**Information given:**
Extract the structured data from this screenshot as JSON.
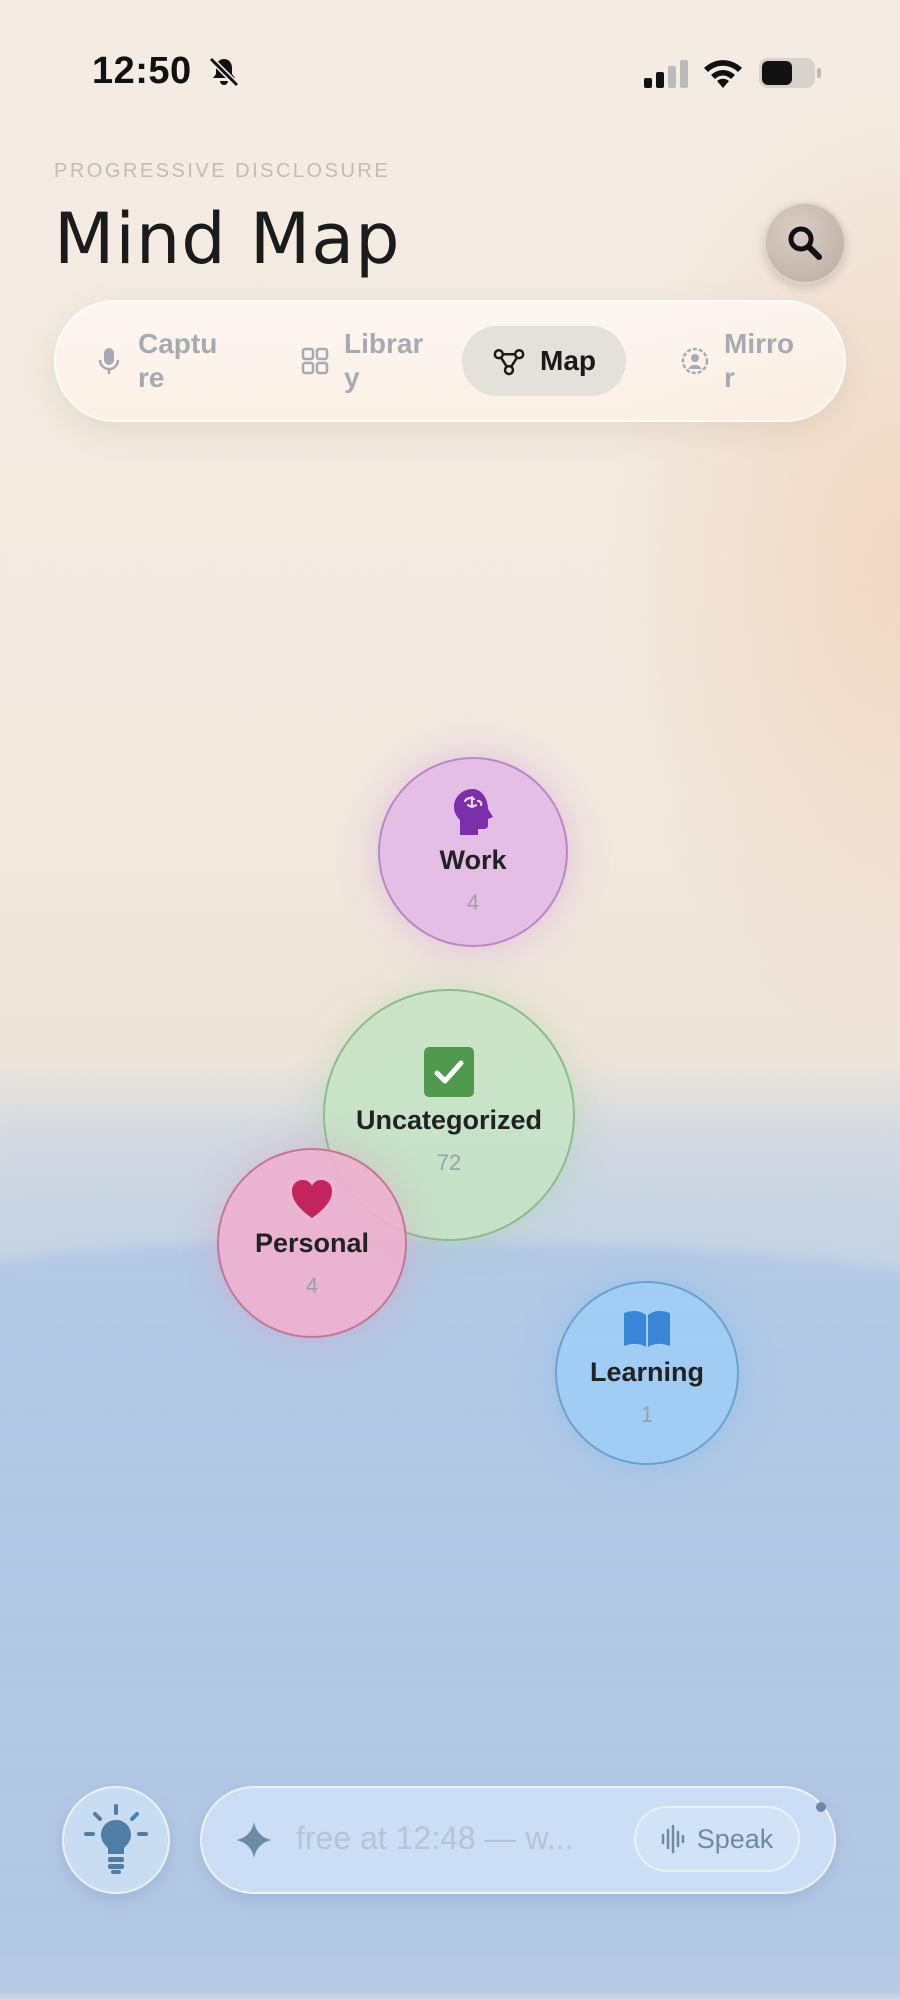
{
  "status_bar": {
    "time": "12:50"
  },
  "header": {
    "eyebrow": "PROGRESSIVE DISCLOSURE",
    "title": "Mind Map"
  },
  "tabs": [
    {
      "label": "Capture",
      "icon": "microphone-icon",
      "active": false
    },
    {
      "label": "Library",
      "icon": "grid-icon",
      "active": false
    },
    {
      "label": "Map",
      "icon": "nodes-icon",
      "active": true
    },
    {
      "label": "Mirror",
      "icon": "person-circle-icon",
      "active": false
    }
  ],
  "categories": [
    {
      "name": "Work",
      "count": "4",
      "icon": "brain-head-icon",
      "color": "#7b2fa8"
    },
    {
      "name": "Uncategorized",
      "count": "72",
      "icon": "checkbox-icon",
      "color": "#4f9a4f"
    },
    {
      "name": "Personal",
      "count": "4",
      "icon": "heart-icon",
      "color": "#c2255c"
    },
    {
      "name": "Learning",
      "count": "1",
      "icon": "book-icon",
      "color": "#3a86d6"
    }
  ],
  "composer": {
    "placeholder": "free at 12:48 — w...",
    "speak_label": "Speak"
  }
}
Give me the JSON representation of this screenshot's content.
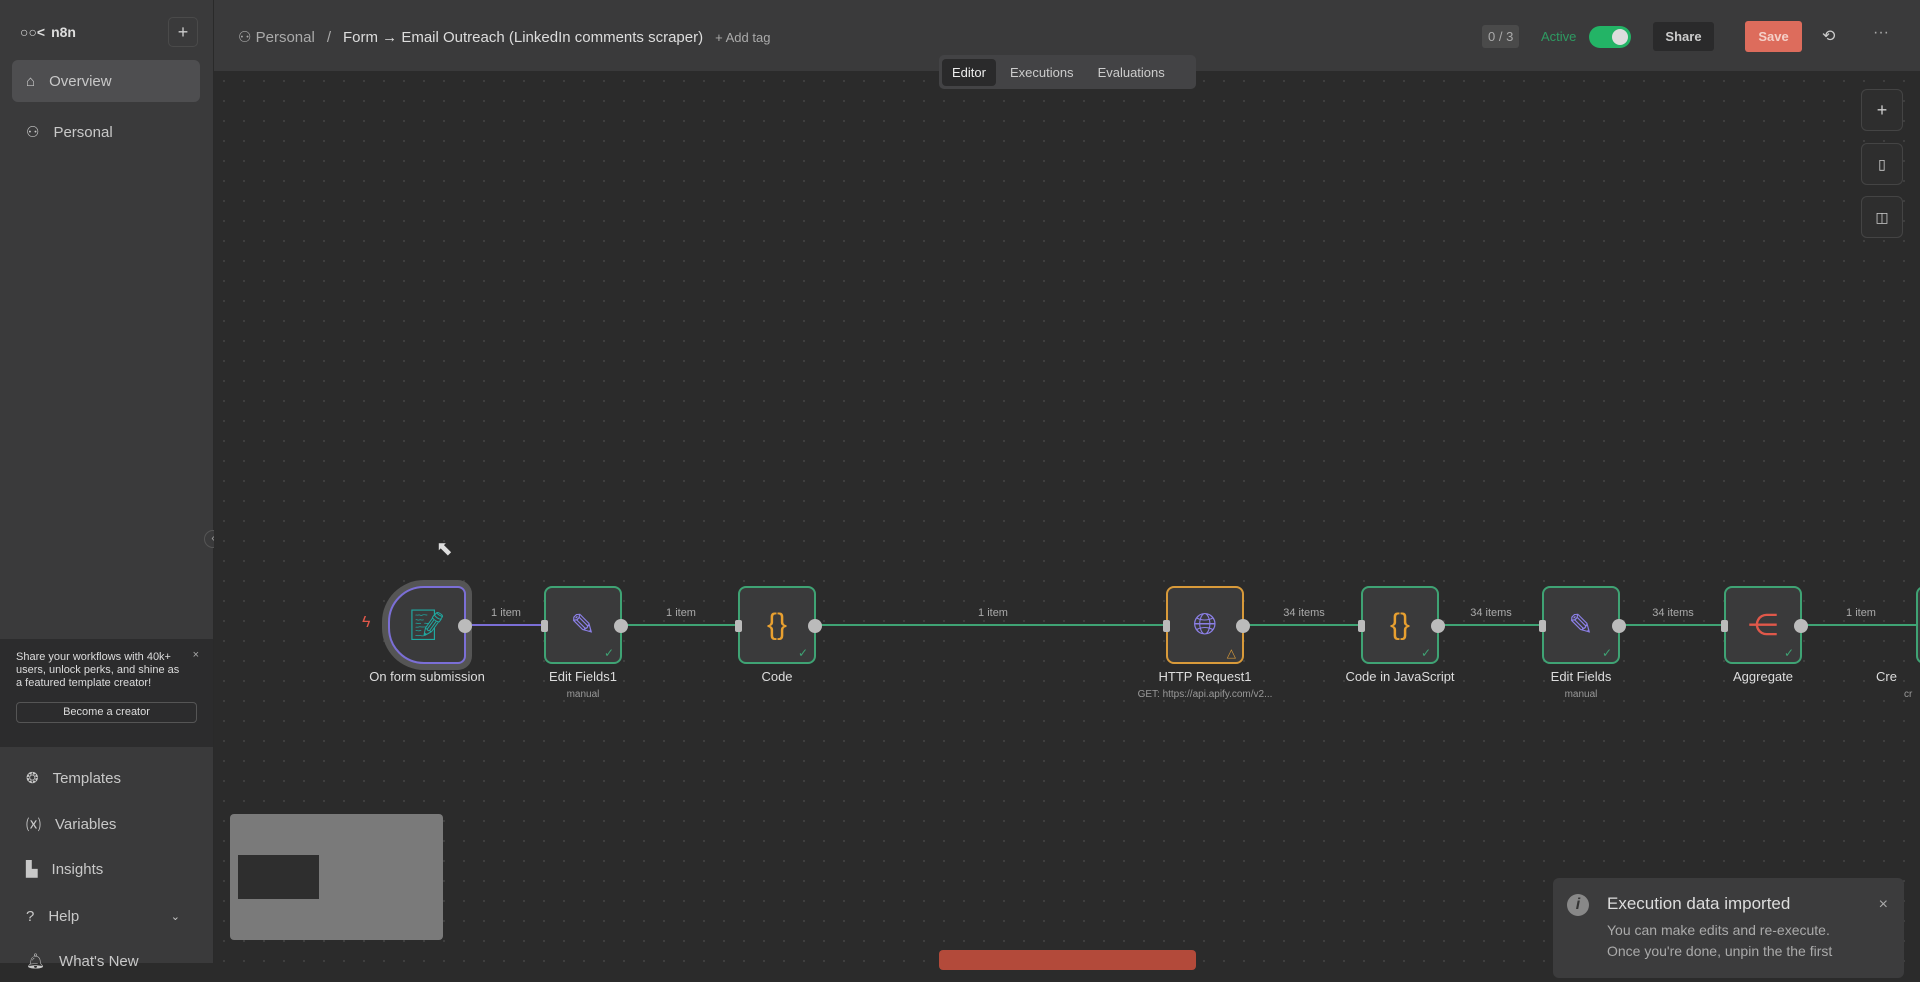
{
  "app": {
    "logo": "n8n"
  },
  "sidebar": {
    "items": [
      {
        "label": "Overview",
        "icon": "home-icon"
      },
      {
        "label": "Personal",
        "icon": "user-icon"
      }
    ],
    "promo": {
      "text": "Share your workflows with 40k+ users, unlock perks, and shine as a featured template creator!",
      "button": "Become a creator"
    },
    "bottom": [
      {
        "label": "Templates"
      },
      {
        "label": "Variables"
      },
      {
        "label": "Insights"
      },
      {
        "label": "Help"
      },
      {
        "label": "What's New"
      }
    ]
  },
  "header": {
    "project": "Personal",
    "title": "Form → Email Outreach (LinkedIn comments scraper)",
    "add_tag": "+ Add tag",
    "counter": "0 / 3",
    "active_label": "Active",
    "active": true,
    "share": "Share",
    "save": "Save"
  },
  "tabs": [
    "Editor",
    "Executions",
    "Evaluations"
  ],
  "nodes": [
    {
      "name": "On form submission",
      "sub": ""
    },
    {
      "name": "Edit Fields1",
      "sub": "manual"
    },
    {
      "name": "Code",
      "sub": ""
    },
    {
      "name": "HTTP Request1",
      "sub": "GET: https://api.apify.com/v2..."
    },
    {
      "name": "Code in JavaScript",
      "sub": ""
    },
    {
      "name": "Edit Fields",
      "sub": "manual"
    },
    {
      "name": "Aggregate",
      "sub": ""
    },
    {
      "name": "Cre",
      "sub": "cr"
    }
  ],
  "edges": [
    "1 item",
    "1 item",
    "1 item",
    "34 items",
    "34 items",
    "34 items",
    "1 item"
  ],
  "toast": {
    "title": "Execution data imported",
    "body1": "You can make edits and re-execute.",
    "body2": "Once you're done, unpin the the first"
  },
  "colors": {
    "success": "#3fa374",
    "accent": "#dd6c5c",
    "warning": "#e0a030"
  }
}
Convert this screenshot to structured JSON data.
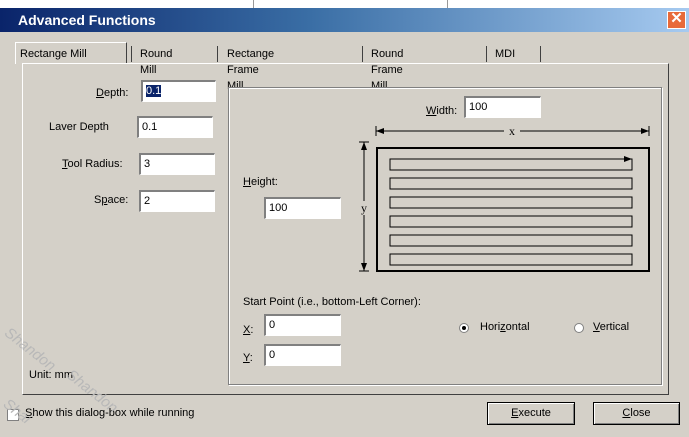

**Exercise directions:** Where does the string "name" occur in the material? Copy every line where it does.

**Response to the exercise:**
      "name": "Work",
      "name": "Uncategorized",
      "name": "Personal",
      "name": "Learning",
      "name": "On form submission",
      "name": "Edit Fields1",
      "name": "Code",
      "name": "HTTP Request1",
      "name": "Code in JavaScript",
      "name": "Edit Fields",
      "name": "Aggregate",
      "name": "Cre",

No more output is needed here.